• What to do: Say, as a bare number, how many lines of the listing hold "高考省份".

• Data for this task:
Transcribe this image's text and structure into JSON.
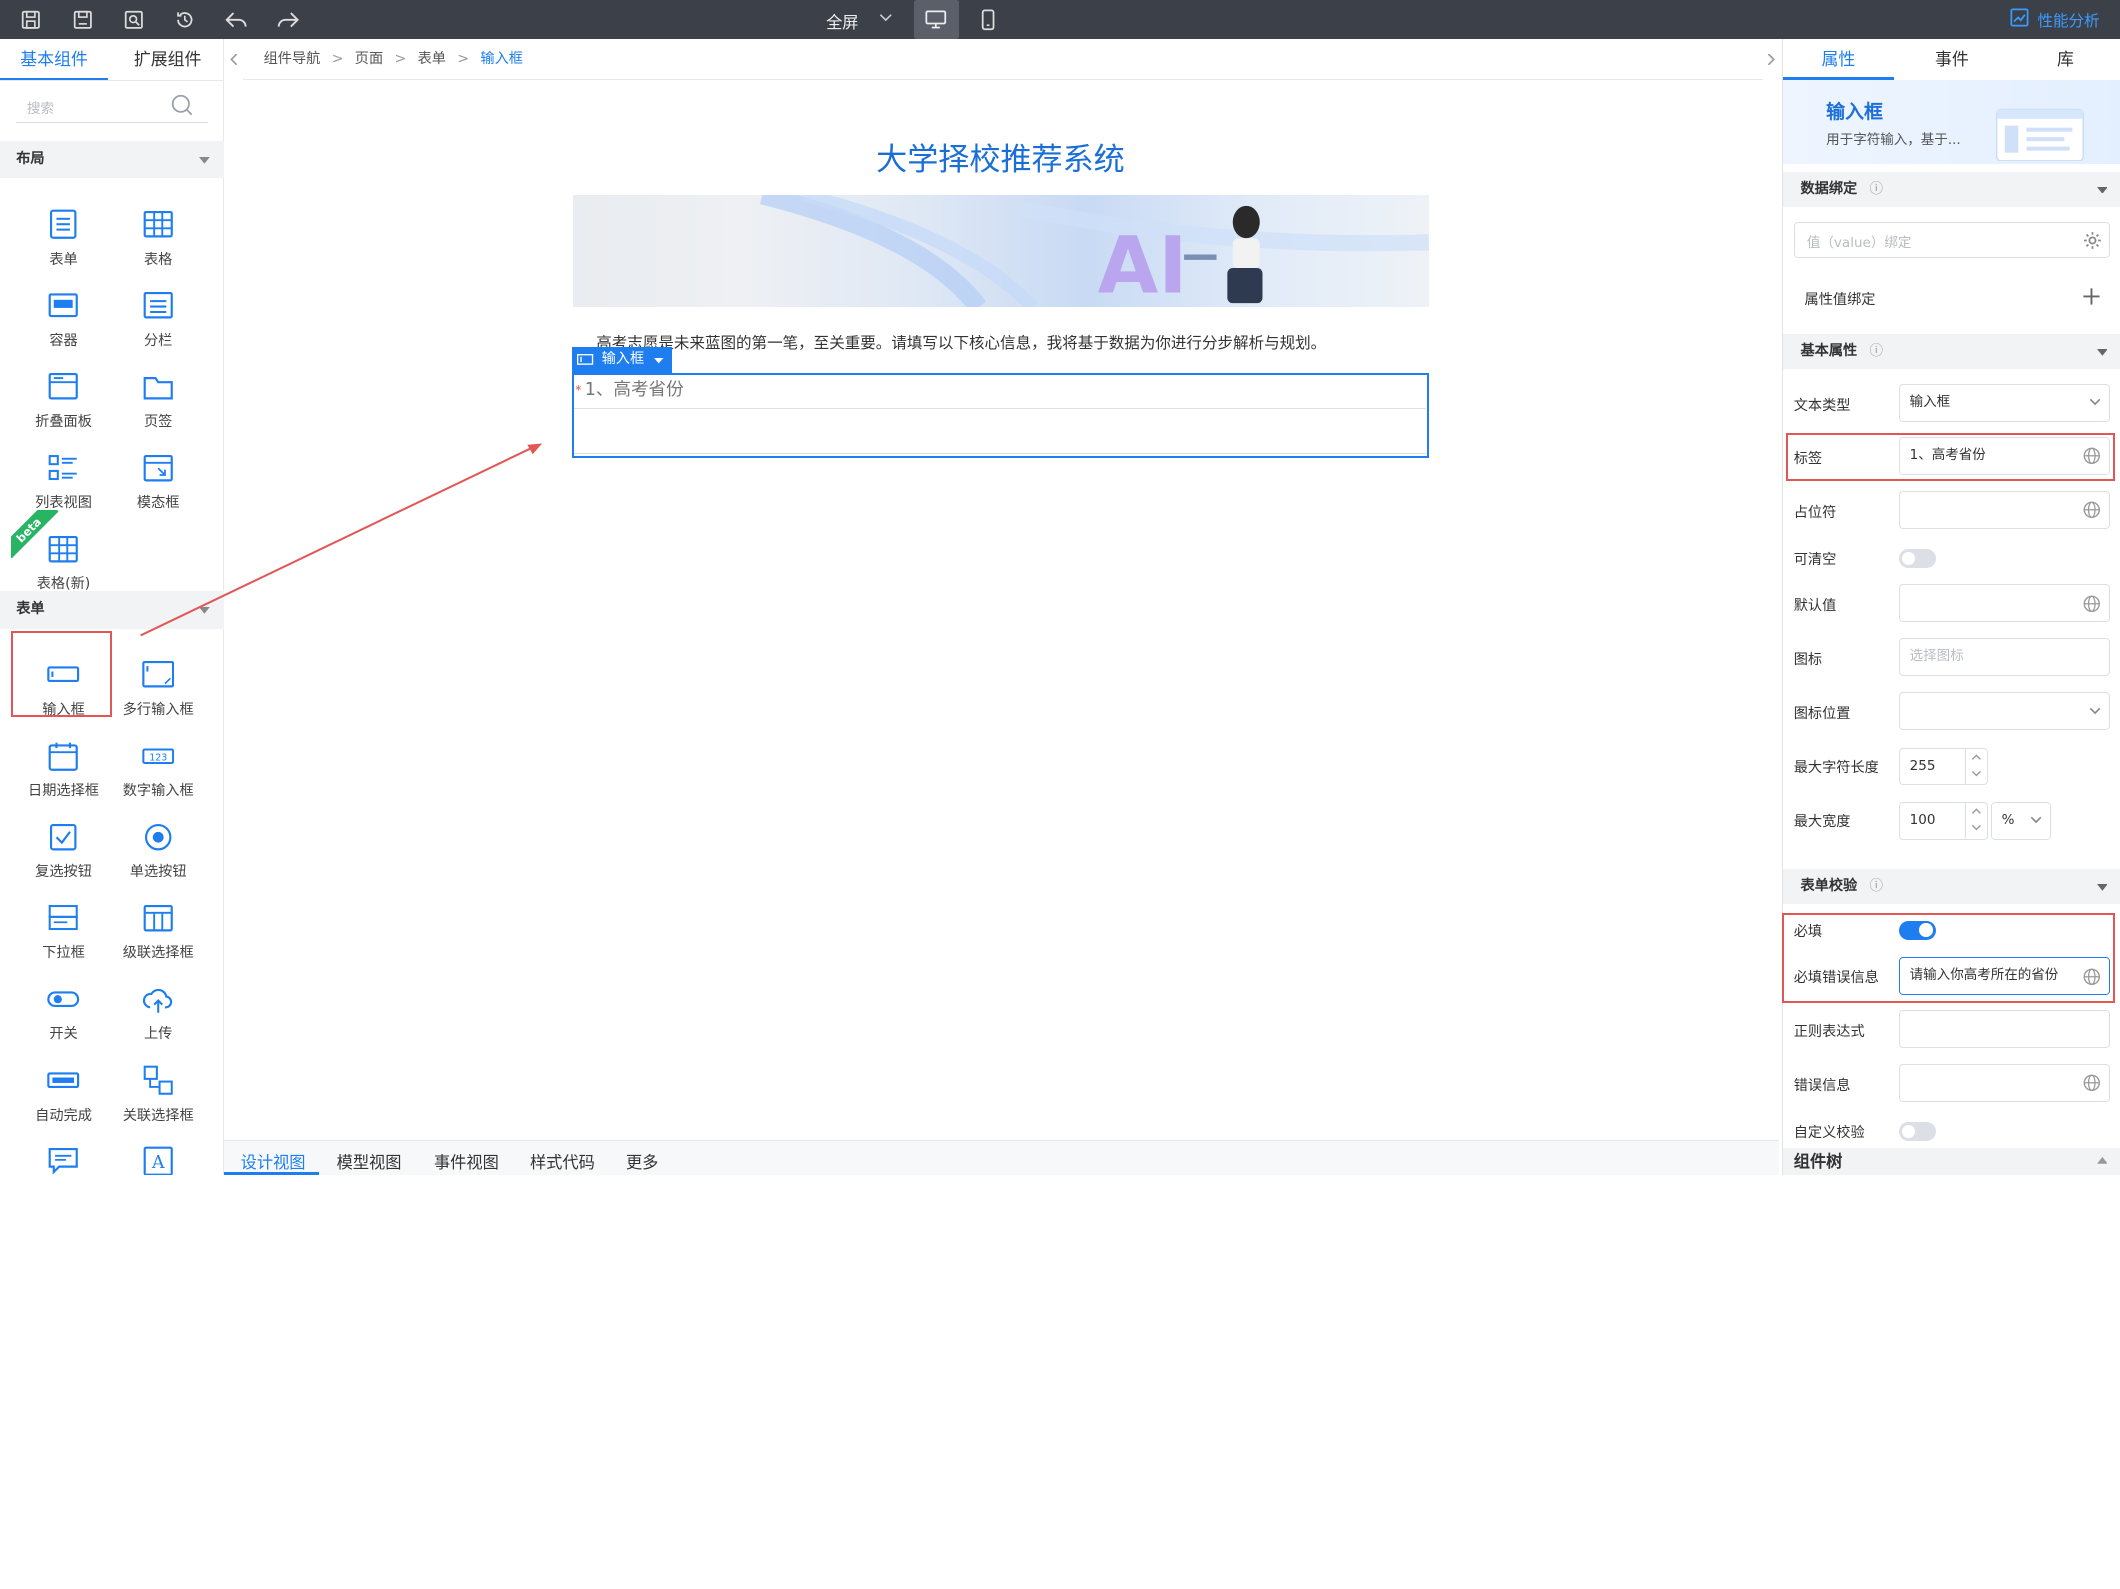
{
  "toolbar": {
    "view_mode": "全屏",
    "perf_label": "性能分析"
  },
  "left": {
    "tabs": [
      "基本组件",
      "扩展组件"
    ],
    "search_placeholder": "搜索",
    "layout_section": "布局",
    "layout_items": [
      "表单",
      "表格",
      "容器",
      "分栏",
      "折叠面板",
      "页签",
      "列表视图",
      "模态框",
      "表格(新)"
    ],
    "beta": "beta",
    "form_section": "表单",
    "form_items": [
      "输入框",
      "多行输入框",
      "日期选择框",
      "数字输入框",
      "复选按钮",
      "单选按钮",
      "下拉框",
      "级联选择框",
      "开关",
      "上传",
      "自动完成",
      "关联选择框"
    ]
  },
  "canvas": {
    "breadcrumb": [
      "组件导航",
      "页面",
      "表单",
      "输入框"
    ],
    "title": "大学择校推荐系统",
    "intro": "高考志愿是未来蓝图的第一笔，至关重要。请填写以下核心信息，我将基于数据为你进行分步解析与规划。",
    "selected_tag": "输入框",
    "required_mark": "*",
    "field_label": "1、高考省份",
    "bottom_tabs": [
      "设计视图",
      "模型视图",
      "事件视图",
      "样式代码",
      "更多"
    ]
  },
  "right": {
    "tabs": [
      "属性",
      "事件",
      "库"
    ],
    "component_name": "输入框",
    "component_desc": "用于字符输入，基于...",
    "data_binding": {
      "title": "数据绑定",
      "value_placeholder": "值（value）绑定",
      "prop_binding": "属性值绑定"
    },
    "basic": {
      "title": "基本属性",
      "text_type_label": "文本类型",
      "text_type_value": "输入框",
      "label_label": "标签",
      "label_value": "1、高考省份",
      "placeholder_label": "占位符",
      "clearable_label": "可清空",
      "default_label": "默认值",
      "icon_label": "图标",
      "icon_placeholder": "选择图标",
      "icon_pos_label": "图标位置",
      "maxlen_label": "最大字符长度",
      "maxlen_value": "255",
      "maxwidth_label": "最大宽度",
      "maxwidth_value": "100",
      "maxwidth_unit": "%"
    },
    "validation": {
      "title": "表单校验",
      "required_label": "必填",
      "required_msg_label": "必填错误信息",
      "required_msg_value": "请输入你高考所在的省份",
      "regex_label": "正则表达式",
      "error_label": "错误信息",
      "custom_label": "自定义校验"
    },
    "tree_title": "组件树"
  },
  "colors": {
    "accent": "#1e7ef0",
    "topbar": "#3c4049",
    "highlight": "#e35656"
  }
}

• Exercise output: 2